Interviewing for new employees is a multifaceted skill. The interviewer is under as much of not more pressure than the interviewee, as there is a limited time and various aspects to making it a successful use of time. The age old structured interview as it’s advantages, of course, though finding the gems amongst the stones, those talented, motivated and loyal employees which will serve your business, these are sometimes found in a slightly less conventional way.

#1 Cherry pick from the structured interview

It’s always better to see interview question structure as the reliable backup – the bones if you will. Knowing what it is you are looking for, and being able to take bits out of the trusted structure to work in your favour – that is a skill all on it’s own. Some employers believe, for example,  that asking a person’s weaknesses is detrimental to the purpose of the interview. The majority of people have a standard set response to match the standard, set question, and being aware of this saves both time and effort on both sides. Cherry pick the questions you think will help you understand the interviewees compatibility with the role, and use your initiative to leave out those you think won’t. By the book only works to a point – if you want exceptional, be an exceptional interviewer.

#2 Surprise them

Related to the above. There was a time when asking someone to outline their weaknesses took them by surprise, but most people are wise to this now. Surprise them in a less confrontational manner, and gauge your reactions carefully. For example, perhaps you are interviewing for a call centre agent. Why not ask them what their most important desk item would be? Or what they think about hold music? Perhaps see how they feel about noise cancelling headsets in a busy working environment. They’ll undoubtedly have to think on their feet and be creative, if they drive their answer back to the job in a positive way, perhaps they are the sort of person who can answer tough questions from clients or keep them happy in unexpected situations.

#3 Gauge candidate’s self awareness

Questions come in many forms, and the more open the better for painting a picture of a potential employee’s self awareness. Sentences which begin with “walk me through” or “tell me a little about” are inviting them into a monologue about themselves. This is your time to listen intently to see how they see themselves, and this also helps drive you towards your next questions.

#4 Know capability from likability

This is quite a big one. As human beings, we are all tempted on occasion to opt for the person we instinctively like for whatever reason. Perhaps they remind you of someone you know, or they have a good sense of humour which makes you feel positively around them. As good a quality as this is, it has absolutely nothing to do with how good a writer/programmer/linguist they are. Someone with all the capabilities who you perhaps warm to a bit less may have 100% more to offer the company.

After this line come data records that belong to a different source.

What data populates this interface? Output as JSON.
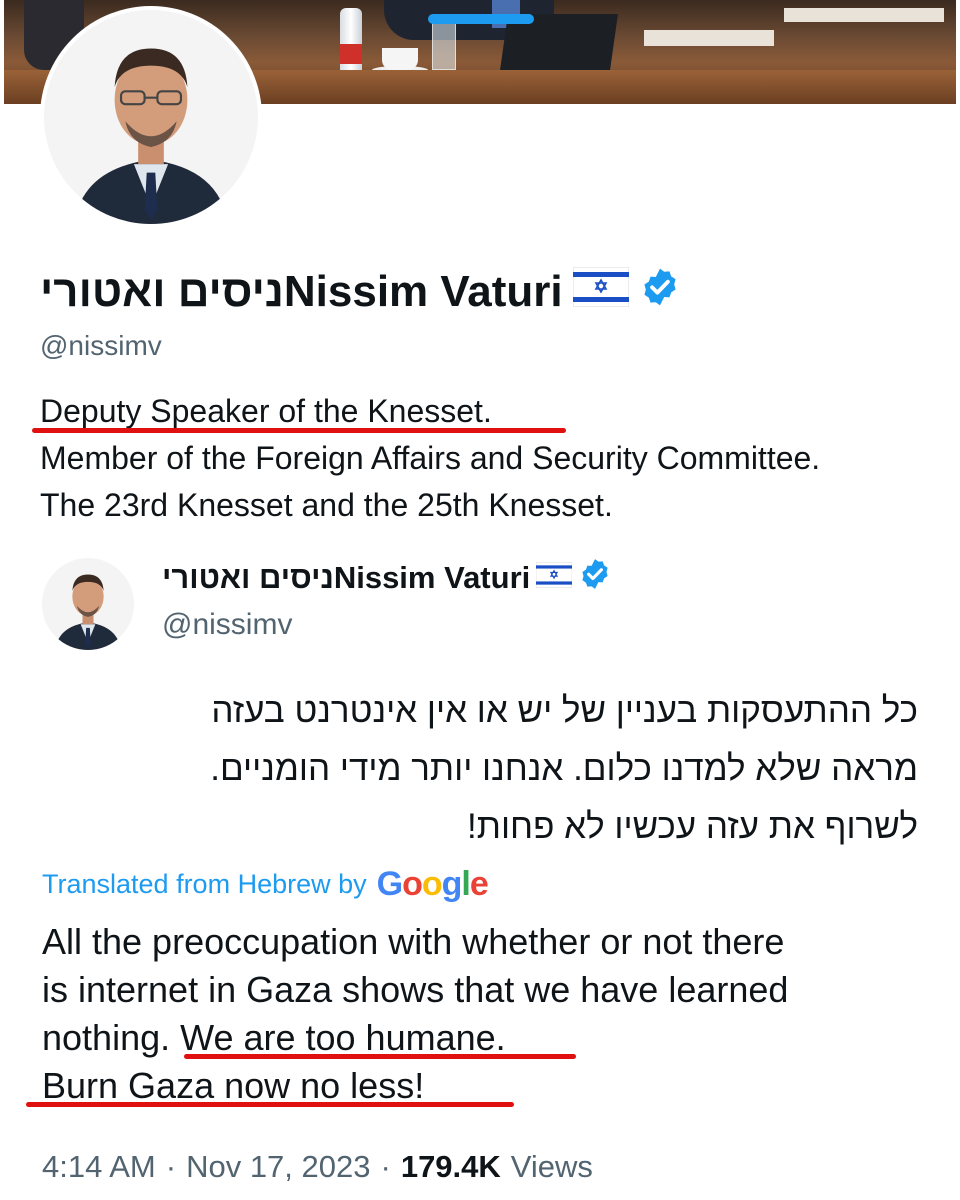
{
  "profile": {
    "display_name": "ניסים ואטוריNissim Vaturi",
    "handle": "@nissimv",
    "flag_icon": "israel-flag-icon",
    "verified_icon": "verified-badge-icon",
    "bio_lines": [
      "Deputy Speaker of the Knesset.",
      "Member of the Foreign Affairs and Security Committee.",
      "The 23rd Knesset and the 25th Knesset."
    ]
  },
  "tweet": {
    "display_name": "ניסים ואטוריNissim Vaturi",
    "handle": "@nissimv",
    "hebrew_lines": [
      "כל ההתעסקות בעניין של יש או אין אינטרנט בעזה",
      "מראה שלא למדנו כלום. אנחנו יותר מידי הומניים.",
      "לשרוף את עזה עכשיו לא פחות!"
    ],
    "translated_label": "Translated from Hebrew by",
    "translator": "Google",
    "translation_lines": [
      "All the preoccupation with whether or not there",
      "is internet in Gaza shows that we have learned",
      "nothing. We are too humane.",
      "Burn Gaza now no less!"
    ],
    "time": "4:14 AM",
    "separator": "·",
    "date": "Nov 17, 2023",
    "views_count": "179.4K",
    "views_label": "Views"
  },
  "colors": {
    "accent": "#1d9bf0",
    "underline": "#e01010",
    "muted": "#536471"
  }
}
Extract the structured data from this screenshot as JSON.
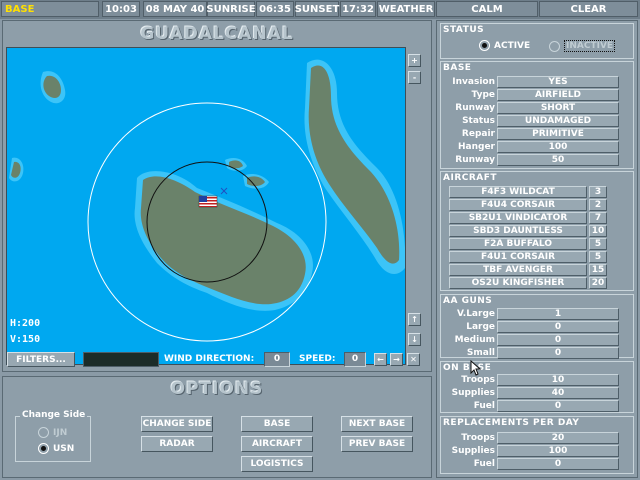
{
  "topbar": {
    "base_label": "BASE",
    "time": "10:03",
    "date": "08 MAY 40",
    "sunrise_label": "SUNRISE",
    "sunrise_time": "06:35",
    "sunset_label": "SUNSET",
    "sunset_time": "17:32",
    "weather_label": "WEATHER",
    "weather_wind": "CALM",
    "weather_sky": "CLEAR"
  },
  "map": {
    "title": "GUADALCANAL",
    "h_label": "H:200",
    "v_label": "V:150",
    "zoom_in": "+",
    "zoom_out": "-",
    "scroll_up": "↑",
    "scroll_down": "↓",
    "filters_label": "FILTERS...",
    "wind_direction_label": "WIND DIRECTION:",
    "wind_direction_value": "0",
    "speed_label": "SPEED:",
    "speed_value": "0",
    "nav_left": "←",
    "nav_right": "→",
    "nav_x": "✕",
    "colors": {
      "ocean": "#00a8f0",
      "shallow": "#3cc4f8",
      "land": "#6a826a"
    }
  },
  "options": {
    "title": "OPTIONS",
    "change_side_group": "Change Side",
    "side_options": [
      "IJN",
      "USN"
    ],
    "selected_side": "USN",
    "buttons": {
      "change_side": "CHANGE SIDE",
      "radar": "RADAR",
      "base": "BASE",
      "aircraft": "AIRCRAFT",
      "logistics": "LOGISTICS",
      "next_base": "NEXT BASE",
      "prev_base": "PREV BASE"
    }
  },
  "status": {
    "heading": "STATUS",
    "active_label": "ACTIVE",
    "inactive_label": "INACTIVE",
    "selected": "ACTIVE"
  },
  "base": {
    "heading": "BASE",
    "rows": [
      {
        "label": "Invasion",
        "value": "YES"
      },
      {
        "label": "Type",
        "value": "AIRFIELD"
      },
      {
        "label": "Runway",
        "value": "SHORT"
      },
      {
        "label": "Status",
        "value": "UNDAMAGED"
      },
      {
        "label": "Repair",
        "value": "PRIMITIVE"
      },
      {
        "label": "Hanger",
        "value": "100"
      },
      {
        "label": "Runway",
        "value": "50"
      }
    ]
  },
  "aircraft": {
    "heading": "AIRCRAFT",
    "rows": [
      {
        "name": "F4F3 WILDCAT",
        "count": "3"
      },
      {
        "name": "F4U4 CORSAIR",
        "count": "2"
      },
      {
        "name": "SB2U1 VINDICATOR",
        "count": "7"
      },
      {
        "name": "SBD3 DAUNTLESS",
        "count": "10"
      },
      {
        "name": "F2A BUFFALO",
        "count": "5"
      },
      {
        "name": "F4U1 CORSAIR",
        "count": "5"
      },
      {
        "name": "TBF AVENGER",
        "count": "15"
      },
      {
        "name": "OS2U KINGFISHER",
        "count": "20"
      }
    ]
  },
  "aa_guns": {
    "heading": "AA GUNS",
    "rows": [
      {
        "label": "V.Large",
        "value": "1"
      },
      {
        "label": "Large",
        "value": "0"
      },
      {
        "label": "Medium",
        "value": "0"
      },
      {
        "label": "Small",
        "value": "0"
      }
    ]
  },
  "on_base": {
    "heading": "ON BASE",
    "rows": [
      {
        "label": "Troops",
        "value": "10"
      },
      {
        "label": "Supplies",
        "value": "40"
      },
      {
        "label": "Fuel",
        "value": "0"
      }
    ]
  },
  "replacements": {
    "heading": "REPLACEMENTS PER DAY",
    "rows": [
      {
        "label": "Troops",
        "value": "20"
      },
      {
        "label": "Supplies",
        "value": "100"
      },
      {
        "label": "Fuel",
        "value": "0"
      }
    ]
  }
}
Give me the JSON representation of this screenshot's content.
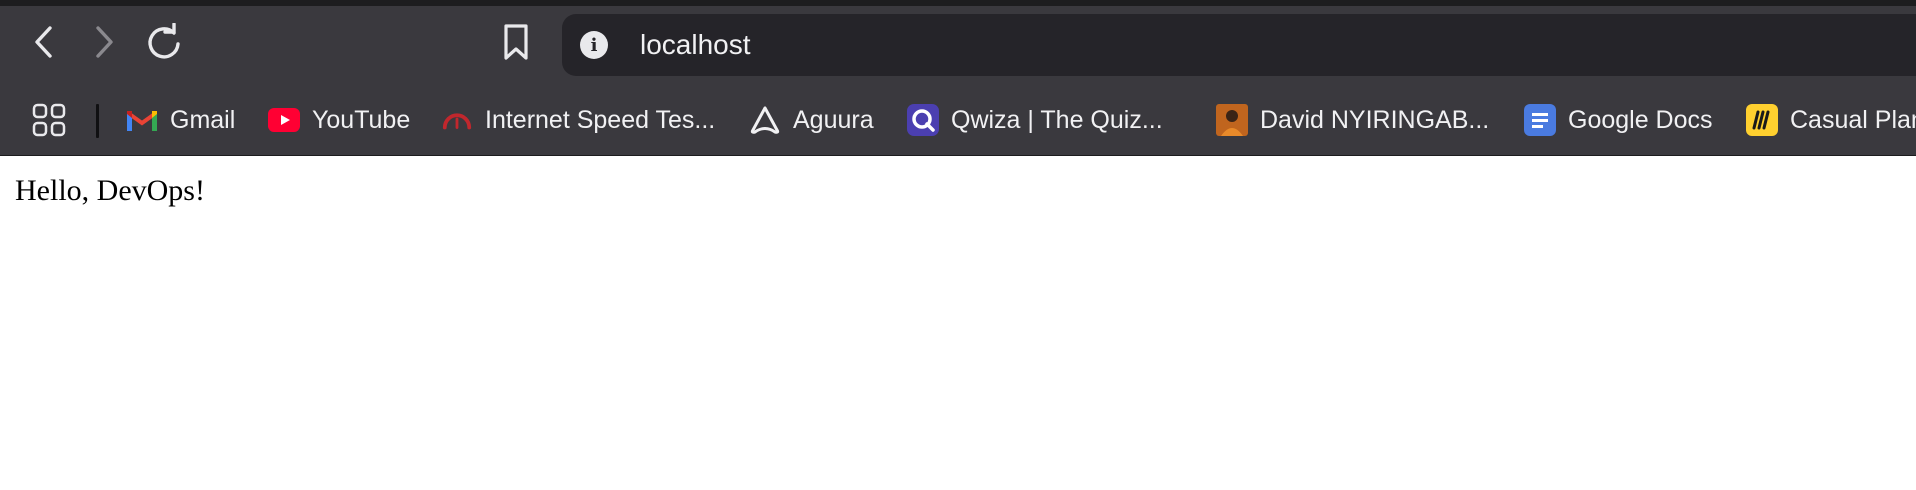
{
  "browser": {
    "address": "localhost",
    "colors": {
      "chrome_bg": "#3a393e",
      "address_bg": "#252429",
      "text": "#f1f1f3"
    },
    "toolbar": {
      "back_icon": "chevron-left-icon",
      "forward_icon": "chevron-right-icon",
      "reload_icon": "reload-icon",
      "bookmark_icon": "bookmark-icon",
      "info_icon": "info-icon"
    },
    "bookmarks": [
      {
        "label": "Gmail",
        "icon": "gmail-icon"
      },
      {
        "label": "YouTube",
        "icon": "youtube-icon"
      },
      {
        "label": "Internet Speed Tes...",
        "icon": "speedometer-icon"
      },
      {
        "label": "Aguura",
        "icon": "aguura-icon"
      },
      {
        "label": "Qwiza | The Quiz...",
        "icon": "qwiza-icon"
      },
      {
        "label": "David NYIRINGAB...",
        "icon": "avatar-icon"
      },
      {
        "label": "Google Docs",
        "icon": "google-docs-icon"
      },
      {
        "label": "Casual Plan",
        "icon": "miro-icon"
      }
    ]
  },
  "page": {
    "text": "Hello, DevOps!"
  }
}
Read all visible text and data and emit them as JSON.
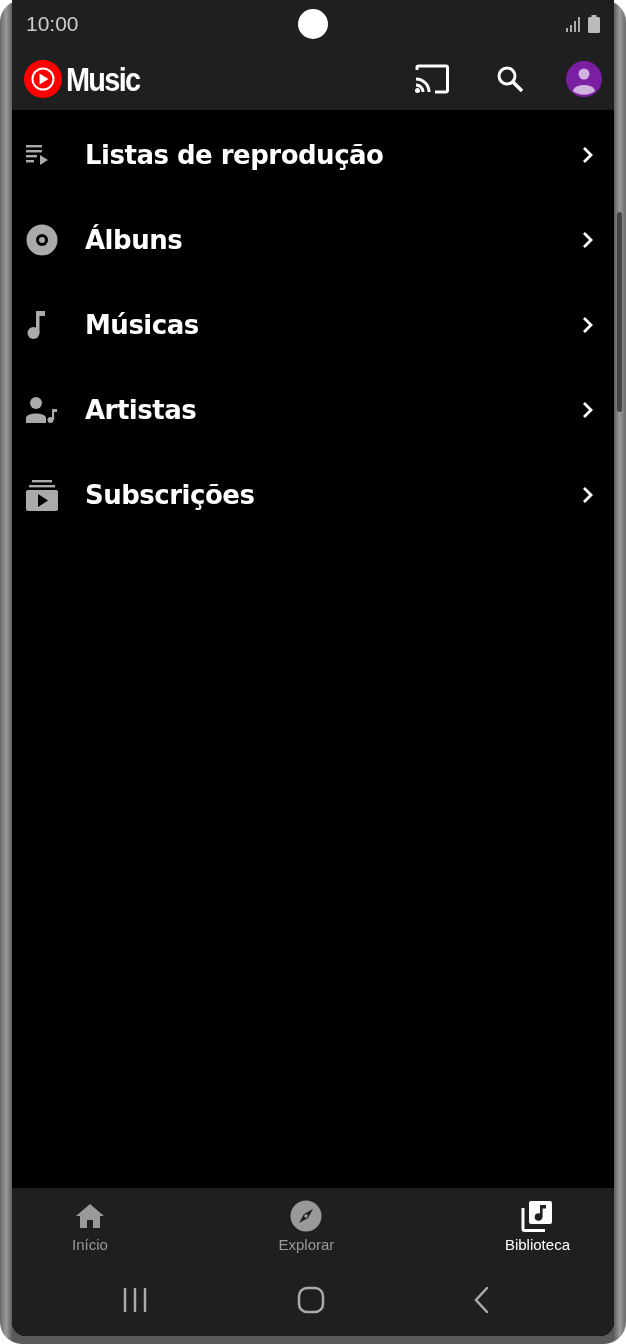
{
  "status_bar": {
    "time": "10:00"
  },
  "app_bar": {
    "title": "Music"
  },
  "library_items": [
    {
      "label": "Listas de reprodução"
    },
    {
      "label": "Álbuns"
    },
    {
      "label": "Músicas"
    },
    {
      "label": "Artistas"
    },
    {
      "label": "Subscrições"
    }
  ],
  "bottom_nav": [
    {
      "label": "Início",
      "selected": false
    },
    {
      "label": "Explorar",
      "selected": false
    },
    {
      "label": "Biblioteca",
      "selected": true
    }
  ]
}
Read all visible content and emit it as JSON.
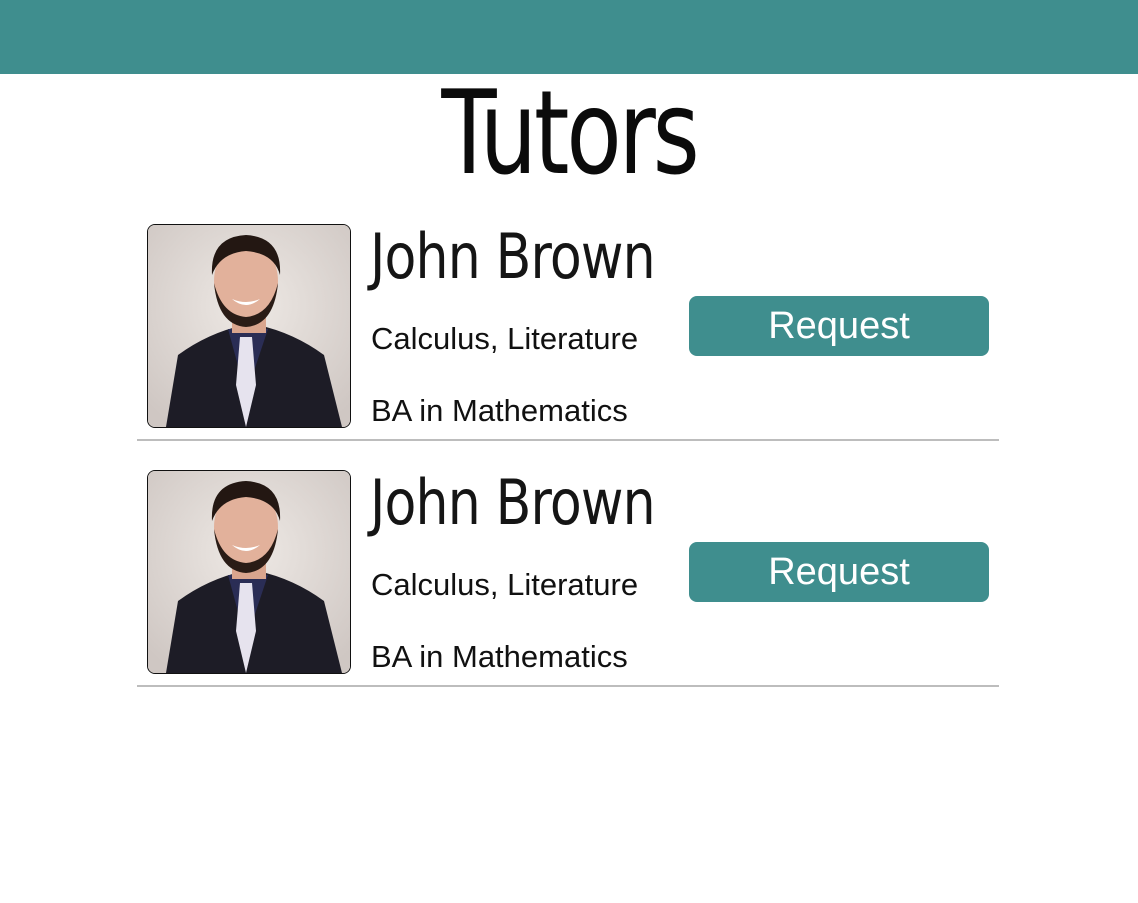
{
  "header": {
    "bar_color": "#3f8e8e"
  },
  "page": {
    "title": "Tutors"
  },
  "tutors": [
    {
      "name": "John Brown",
      "subjects": "Calculus, Literature",
      "degree": "BA in Mathematics",
      "photo_icon": "tutor-photo",
      "request_label": "Request"
    },
    {
      "name": "John Brown",
      "subjects": "Calculus, Literature",
      "degree": "BA in Mathematics",
      "photo_icon": "tutor-photo",
      "request_label": "Request"
    }
  ],
  "colors": {
    "accent": "#3f8e8e",
    "divider": "#bdbdbd",
    "text": "#111111"
  }
}
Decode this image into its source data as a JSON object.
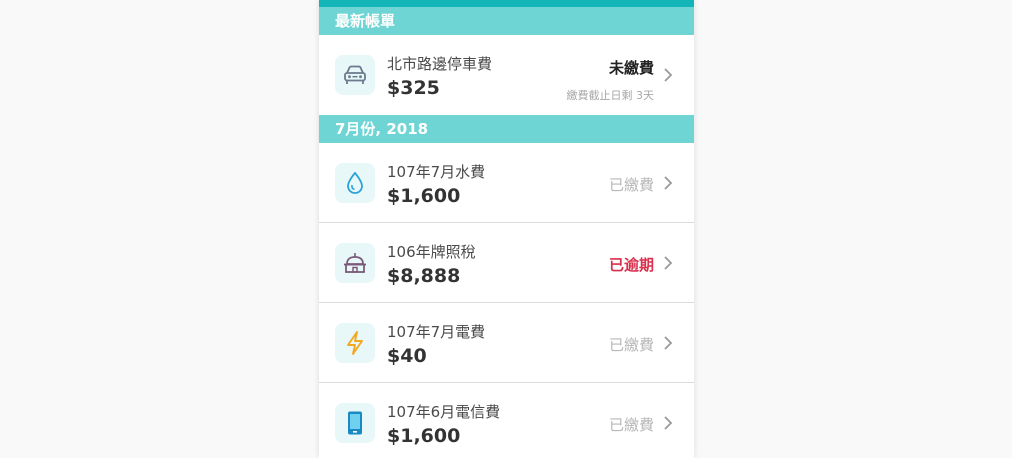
{
  "sections": {
    "latest": {
      "title": "最新帳單",
      "items": [
        {
          "name": "北市路邊停車費",
          "amount": "$325",
          "status": "未繳費",
          "due_note": "繳費截止日剩 3天",
          "icon": "car-icon"
        }
      ]
    },
    "july": {
      "title": "7月份, 2018",
      "items": [
        {
          "name": "107年7月水費",
          "amount": "$1,600",
          "status": "已繳費",
          "icon": "water-drop-icon"
        },
        {
          "name": "106年牌照稅",
          "amount": "$8,888",
          "status": "已逾期",
          "icon": "government-building-icon"
        },
        {
          "name": "107年7月電費",
          "amount": "$40",
          "status": "已繳費",
          "icon": "lightning-icon"
        },
        {
          "name": "107年6月電信費",
          "amount": "$1,600",
          "status": "已繳費",
          "icon": "mobile-phone-icon"
        }
      ]
    }
  },
  "colors": {
    "header_teal": "#6fd5d4",
    "top_strip": "#13b5b8",
    "overdue_red": "#d9304e",
    "paid_gray": "#b7b7b7",
    "icon_bg": "#e8f7f7"
  }
}
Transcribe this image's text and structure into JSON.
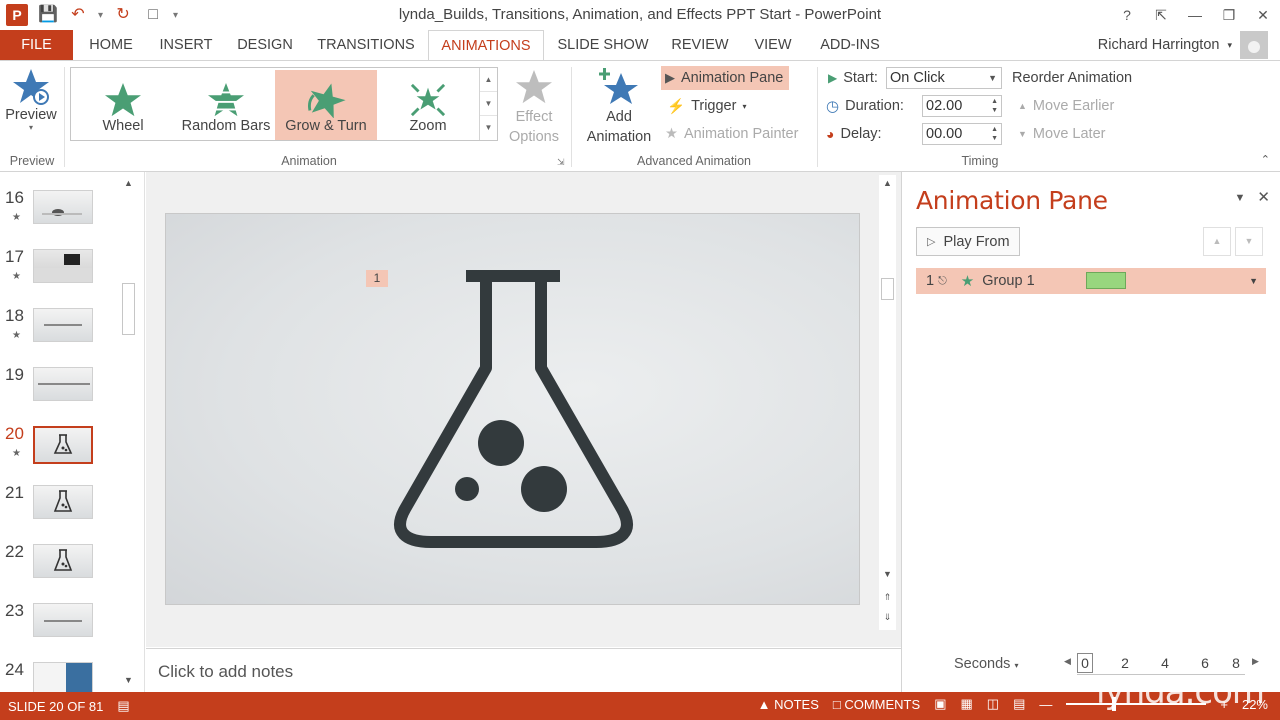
{
  "window": {
    "title": "lynda_Builds, Transitions, Animation, and Effects PPT Start - PowerPoint"
  },
  "tabs": [
    "FILE",
    "HOME",
    "INSERT",
    "DESIGN",
    "TRANSITIONS",
    "ANIMATIONS",
    "SLIDE SHOW",
    "REVIEW",
    "VIEW",
    "ADD-INS"
  ],
  "active_tab": "ANIMATIONS",
  "user": {
    "name": "Richard Harrington"
  },
  "ribbon": {
    "preview": {
      "label": "Preview",
      "group": "Preview"
    },
    "animation_gallery": {
      "items": [
        "Wheel",
        "Random Bars",
        "Grow & Turn",
        "Zoom"
      ],
      "selected": "Grow & Turn",
      "effect_options": "Effect Options",
      "group": "Animation"
    },
    "advanced": {
      "add_animation_1": "Add",
      "add_animation_2": "Animation",
      "animation_pane": "Animation Pane",
      "trigger": "Trigger",
      "animation_painter": "Animation Painter",
      "group": "Advanced Animation"
    },
    "timing": {
      "start_label": "Start:",
      "start_value": "On Click",
      "duration_label": "Duration:",
      "duration_value": "02.00",
      "delay_label": "Delay:",
      "delay_value": "00.00",
      "reorder_title": "Reorder Animation",
      "move_earlier": "Move Earlier",
      "move_later": "Move Later",
      "group": "Timing"
    }
  },
  "slides_pane": {
    "thumbnails": [
      {
        "num": "16",
        "star": true
      },
      {
        "num": "17",
        "star": true
      },
      {
        "num": "18",
        "star": true
      },
      {
        "num": "19",
        "star": false
      },
      {
        "num": "20",
        "star": true
      },
      {
        "num": "21",
        "star": false
      },
      {
        "num": "22",
        "star": false
      },
      {
        "num": "23",
        "star": false
      },
      {
        "num": "24",
        "star": false
      }
    ],
    "selected": "20"
  },
  "slide": {
    "animation_tag": "1"
  },
  "notes": {
    "placeholder": "Click to add notes"
  },
  "animation_pane": {
    "title": "Animation Pane",
    "play_from": "Play From",
    "items": [
      {
        "order": "1",
        "name": "Group 1"
      }
    ],
    "timeline": {
      "unit": "Seconds",
      "ticks": [
        "0",
        "2",
        "4",
        "6",
        "8"
      ]
    }
  },
  "status_bar": {
    "slide_info": "SLIDE 20 OF 81",
    "notes": "NOTES",
    "comments": "COMMENTS",
    "zoom": "22%"
  },
  "watermark": "lynda.com",
  "colors": {
    "accent": "#c43e1c",
    "selection": "#f4c6b5",
    "timeline_bar": "#98d67e"
  }
}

“Always remember you are interviewing a candidate to see how capable they are within the role you’re interviewing for – not to see how good they are at doing interviews. A favourite test of mine is using something like the fizzbuzz interview question. This type of test assumes they have the capability to achieve a task, but gives you a chance to find out how they approach the task and how efficient they were in doing so” Steve,- PMC Telecom

#5 Focus on soft skills

Social intelligence, thought processes, ability to be creative in the face of tough questions, these are the things that will be a window on the type of long-term employee you are interviewing. Interviews are nerve-wracking things, so give a little leeway for this, but generally, watch how they engage with the receptionist, with anyone you introduce them to, and try to paint a picture of their personality to match with the job description at hand.

#6 Ask about values

One of the best insights into a personality type is gauged from asking about their values. Give them hypothetical situations. What matters to them? What have they achieved that really matters to them? Which job do they hold close to their hearts and why? Moving away from discussing their skills and attributes which, in fairness is something they’ll have practised, and moving into human responses and value-related topics, will paint a much better picture of the type of person you have sat before you.